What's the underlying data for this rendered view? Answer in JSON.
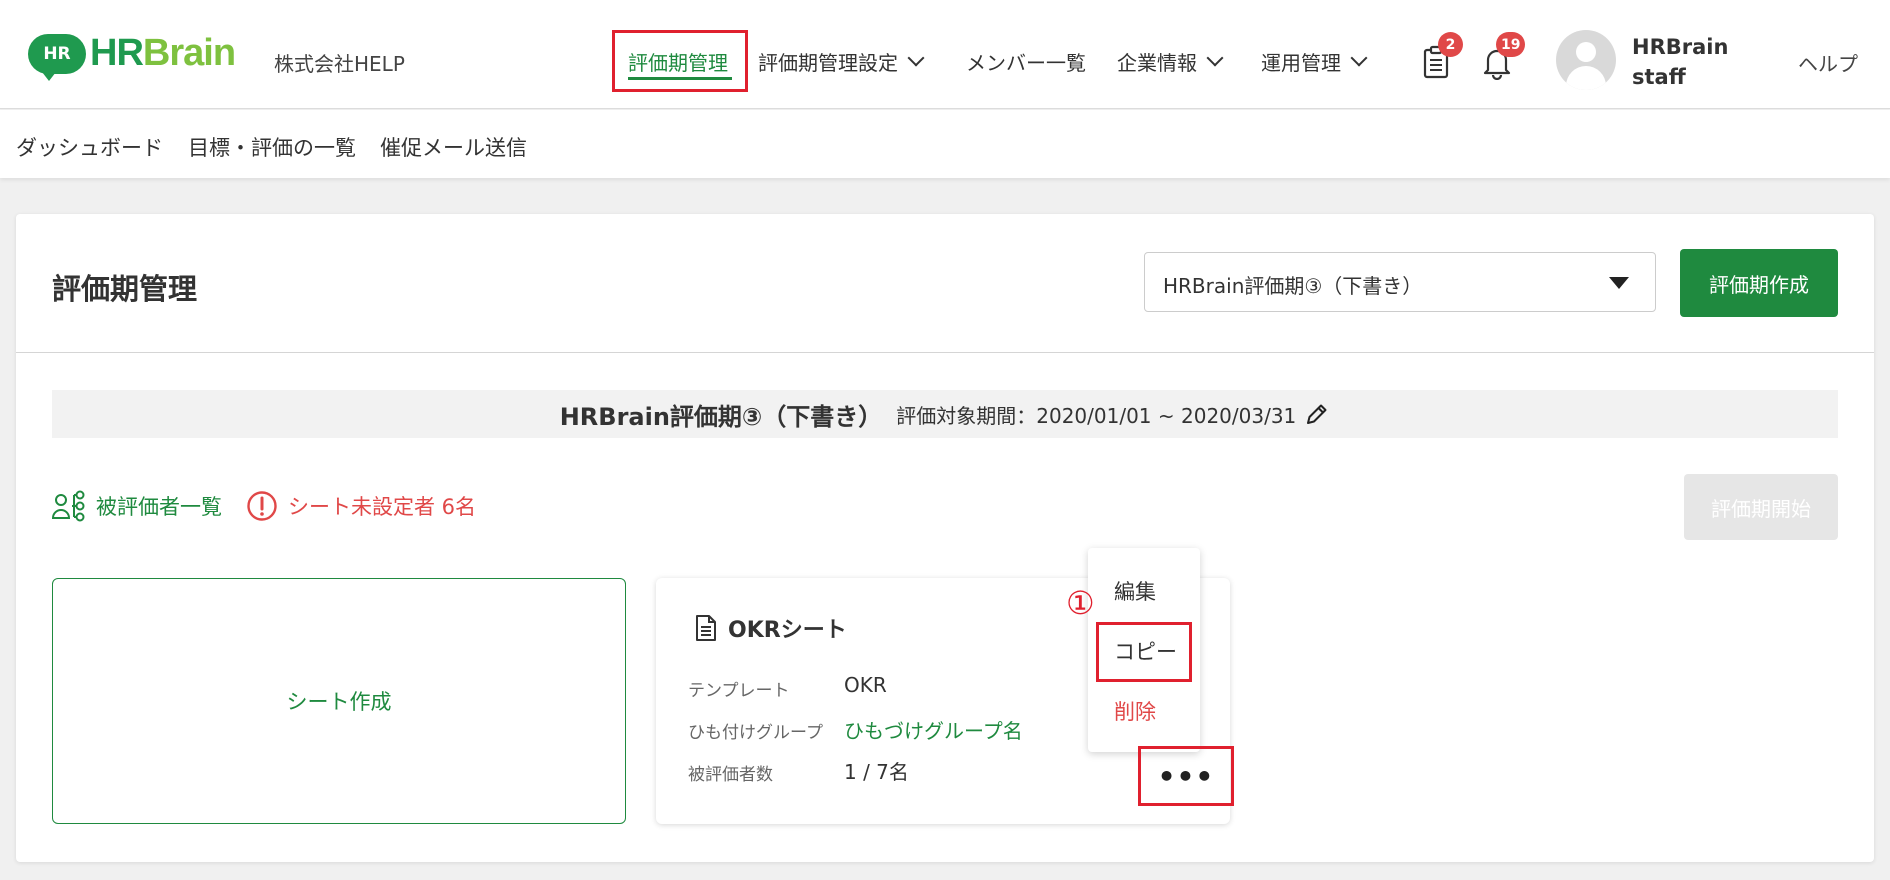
{
  "header": {
    "logo_mark": "HR",
    "logo_hr": "HR",
    "logo_brain": "Brain",
    "company": "株式会社HELP",
    "nav": [
      {
        "label": "評価期管理"
      },
      {
        "label": "評価期管理設定"
      },
      {
        "label": "メンバー一覧"
      },
      {
        "label": "企業情報"
      },
      {
        "label": "運用管理"
      }
    ],
    "task_badge": "2",
    "notification_badge": "19",
    "user_line1": "HRBrain",
    "user_line2": "staff",
    "help": "ヘルプ"
  },
  "subnav": [
    "ダッシュボード",
    "目標・評価の一覧",
    "催促メール送信"
  ],
  "page": {
    "title": "評価期管理",
    "period_select_value": "HRBrain評価期③（下書き）",
    "create_period_button": "評価期作成",
    "period_name": "HRBrain評価期③（下書き）",
    "period_range": "評価対象期間：2020/01/01 ~ 2020/03/31",
    "evaluatee_list_link": "被評価者一覧",
    "unset_warning": "シート未設定者 6名",
    "start_period_button": "評価期開始",
    "create_sheet": "シート作成"
  },
  "sheet": {
    "title": "OKRシート",
    "template_label": "テンプレート",
    "template_value": "OKR",
    "group_label": "ひも付けグループ",
    "group_value": "ひもづけグループ名",
    "count_label": "被評価者数",
    "count_value": "1 / 7名",
    "more_label": "•••"
  },
  "context_menu": {
    "edit": "編集",
    "copy": "コピー",
    "delete": "削除"
  },
  "annotation": {
    "step": "①"
  },
  "colors": {
    "brand_green": "#1f8a3f",
    "logo_light_green": "#7ec13f",
    "danger": "#e04848",
    "highlight": "#e0202e"
  }
}
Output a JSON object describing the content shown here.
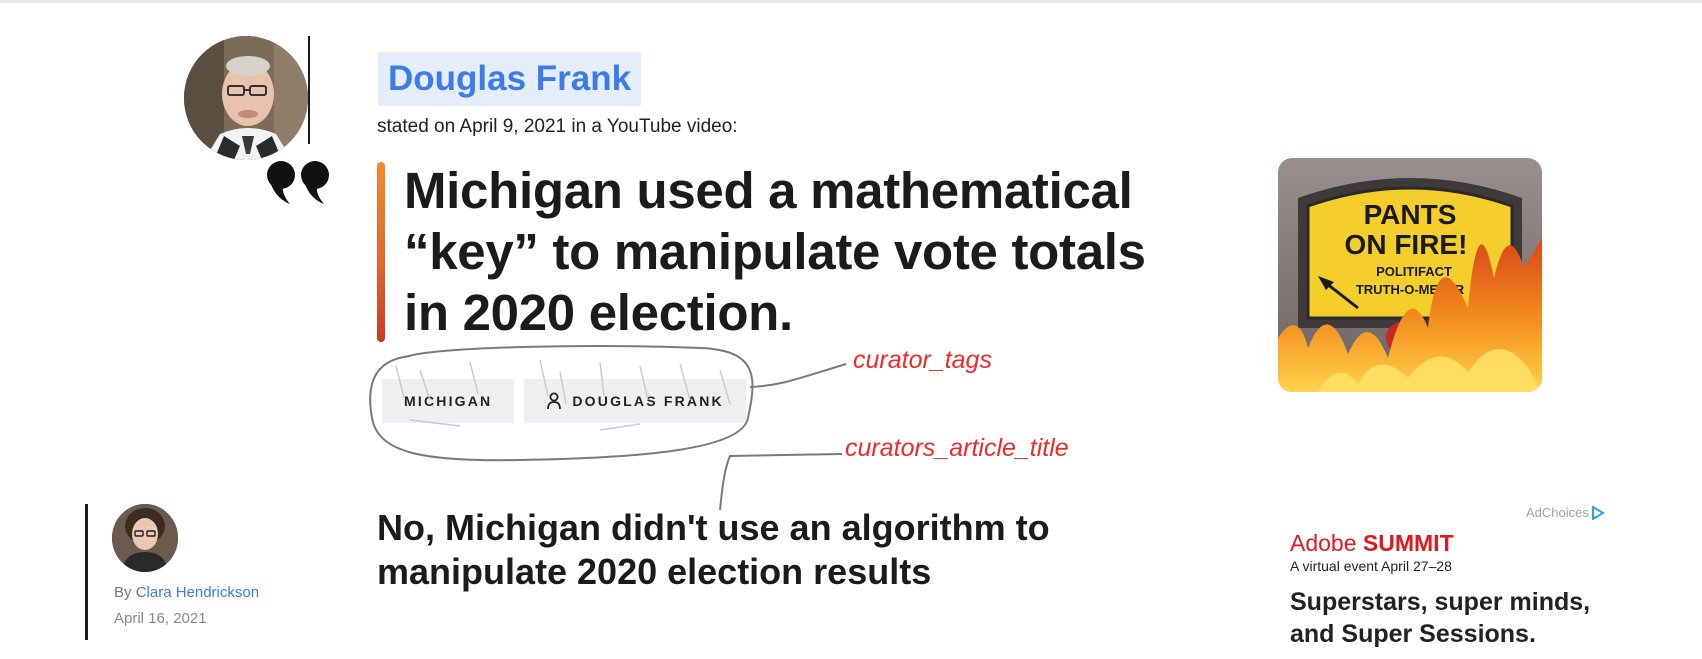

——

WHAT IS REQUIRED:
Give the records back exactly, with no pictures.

TASK SOLUTION:
What's the underlying data for this rendered view? Answer in JSON.
{
  "header": {
    "logo_mark": "HR",
    "logo_hr": "HR",
    "logo_brain": "Brain",
    "company": "株式会社HELP",
    "nav": [
      {
        "label": "評価期管理"
      },
      {
        "label": "評価期管理設定"
      },
      {
        "label": "メンバー一覧"
      },
      {
        "label": "企業情報"
      },
      {
        "label": "運用管理"
      }
    ],
    "task_badge": "2",
    "notification_badge": "19",
    "user_line1": "HRBrain",
    "user_line2": "staff",
    "help": "ヘルプ"
  },
  "subnav": [
    "ダッシュボード",
    "目標・評価の一覧",
    "催促メール送信"
  ],
  "page": {
    "title": "評価期管理",
    "period_select_value": "HRBrain評価期③（下書き）",
    "create_period_button": "評価期作成",
    "period_name": "HRBrain評価期③（下書き）",
    "period_range": "評価対象期間：2020/01/01 ~ 2020/03/31",
    "evaluatee_list_link": "被評価者一覧",
    "unset_warning": "シート未設定者 6名",
    "start_period_button": "評価期開始",
    "create_sheet": "シート作成"
  },
  "sheet": {
    "title": "OKRシート",
    "template_label": "テンプレート",
    "template_value": "OKR",
    "group_label": "ひも付けグループ",
    "group_value": "ひもづけグループ名",
    "count_label": "被評価者数",
    "count_value": "1 / 7名",
    "more_label": "•••"
  },
  "context_menu": {
    "edit": "編集",
    "copy": "コピー",
    "delete": "削除"
  },
  "annotation": {
    "step": "①"
  },
  "colors": {
    "brand_green": "#1f8a3f",
    "logo_light_green": "#7ec13f",
    "danger": "#e04848",
    "highlight": "#e0202e"
  }
}
Output a JSON object describing the content shown here.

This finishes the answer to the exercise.